The transaction manager 48 can be generalized to include a processor 412, memory 414, a set of I/O devices 416, which includes a data storage device 418 and a transceiver 420. The memory 414 includes software program instructions for enabling the transaction manager 48 to perform its tasks as described above and as shown in FIG. 3. In FIG. 4, the transaction manager 48 represents a generalized manager, which could include an encrypter and/or a broadcast station. The present invention as described with respect to the transaction manager can be implemented using instructions stored on a computer readable medium when those instructions are retrieved and executed by a processor.

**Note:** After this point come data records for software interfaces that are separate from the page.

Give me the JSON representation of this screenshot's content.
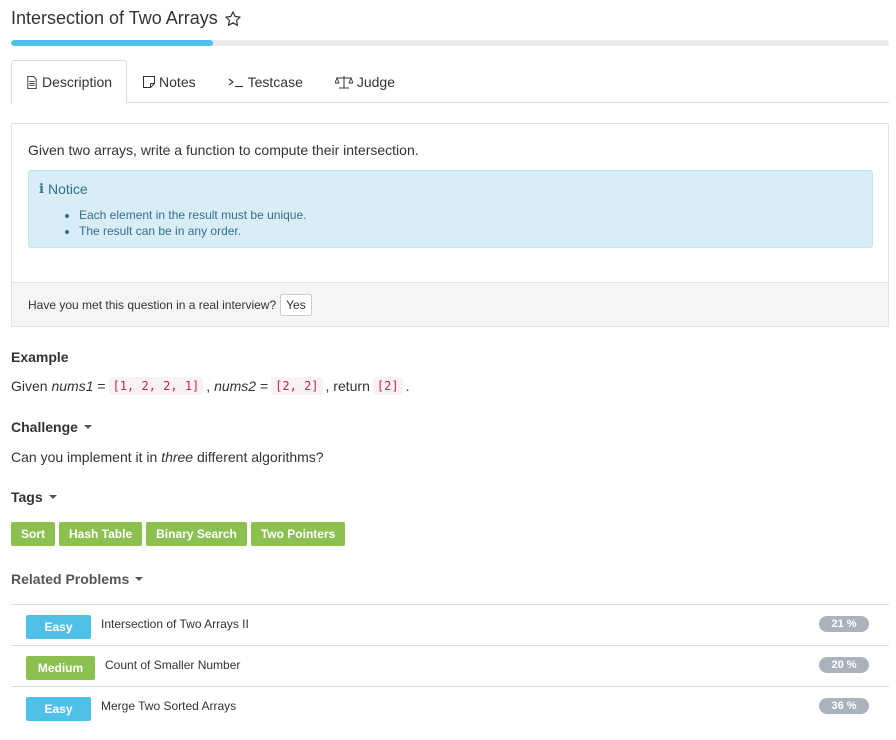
{
  "title": "Intersection of Two Arrays",
  "progress_fraction": 0.23,
  "tabs": [
    {
      "label": "Description",
      "icon": "document-icon"
    },
    {
      "label": "Notes",
      "icon": "note-icon"
    },
    {
      "label": "Testcase",
      "icon": "terminal-icon"
    },
    {
      "label": "Judge",
      "icon": "scale-icon"
    }
  ],
  "description": "Given two arrays, write a function to compute their intersection.",
  "notice": {
    "heading": "Notice",
    "items": [
      "Each element in the result must be unique.",
      "The result can be in any order."
    ]
  },
  "interview": {
    "question": "Have you met this question in a real interview?",
    "button": "Yes"
  },
  "example": {
    "heading": "Example",
    "given": "Given",
    "var1": "nums1",
    "eq": "=",
    "val1": "[1, 2, 2, 1]",
    "comma": ",",
    "var2": "nums2",
    "val2": "[2, 2]",
    "return_text": ", return",
    "result": "[2]",
    "period": "."
  },
  "challenge": {
    "heading": "Challenge",
    "pre": "Can you implement it in",
    "emph": "three",
    "post": "different algorithms?"
  },
  "tags": {
    "heading": "Tags",
    "items": [
      "Sort",
      "Hash Table",
      "Binary Search",
      "Two Pointers"
    ]
  },
  "related": {
    "heading": "Related Problems",
    "items": [
      {
        "difficulty": "Easy",
        "name": "Intersection of Two Arrays II",
        "percent": "21 %"
      },
      {
        "difficulty": "Medium",
        "name": "Count of Smaller Number",
        "percent": "20 %"
      },
      {
        "difficulty": "Easy",
        "name": "Merge Two Sorted Arrays",
        "percent": "36 %"
      }
    ]
  },
  "colors": {
    "accent_blue": "#4fc1e9",
    "accent_green": "#8cc152",
    "notice_bg": "#d9edf7",
    "code_red": "#c7254e"
  }
}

Although various embodiments which incorporate the teachings of the present invention have been shown and described in detail herein, those skilled in the art can readily devise many other varied embodiments that still incorporate these teachings. Therefore, the scope of the present invention is to be determined by the claims that follow.

Referenced by
Citing PatentFiling datePublication dateApplicantTitle
US8452008Jun 20, 2007May 28, 2013International Business Machines CorporationContent distributing method, apparatus and system
US8745654Feb 9, 2012Jun 3, 2014The Directv Group, Inc.Method and system for managing digital rights for content
US8775319 *May 15, 2006Jul 8, 2014The Directv Group, Inc.Secure content transfer systems and methods to operate the same
WO2013173721A1 *May 17, 2013Nov 21, 2013Home Box Office, Inc.Audio-visual content delivery
Classifications
U.S. Classification713/165, 348/E07.056, 348/E05.004
International ClassificationH04N7/167, H04L9/00, G06F, G06F21/00, G11B20/00
Cooperative ClassificationG11B20/00855, G06F2221/0797, H04N7/1675, H04N21/4623, G06F21/10, H04N21/4405, G11B20/00492, G11B20/0021, G11B20/00884, G11B20/00086
European ClassificationH04N21/4623, H04N21/4405, G06F21/10
Legal Events
DateCodeEventDescription
Nov 12, 2003ASAssignment
Owner name: SARNOFF CORPORATION, NEW JERSEY
Free format text: ASSIGNMENT OF ASSIGNORS INTEREST;ASSIGNORS:PICA, ALAN PAUL;LUBIN, JEFFREY;ASMUTH, CHARLES AUGUST;AND OTHERS;REEL/FRAME:014701/0161;SIGNING DATES FROM 20031020 TO 20031027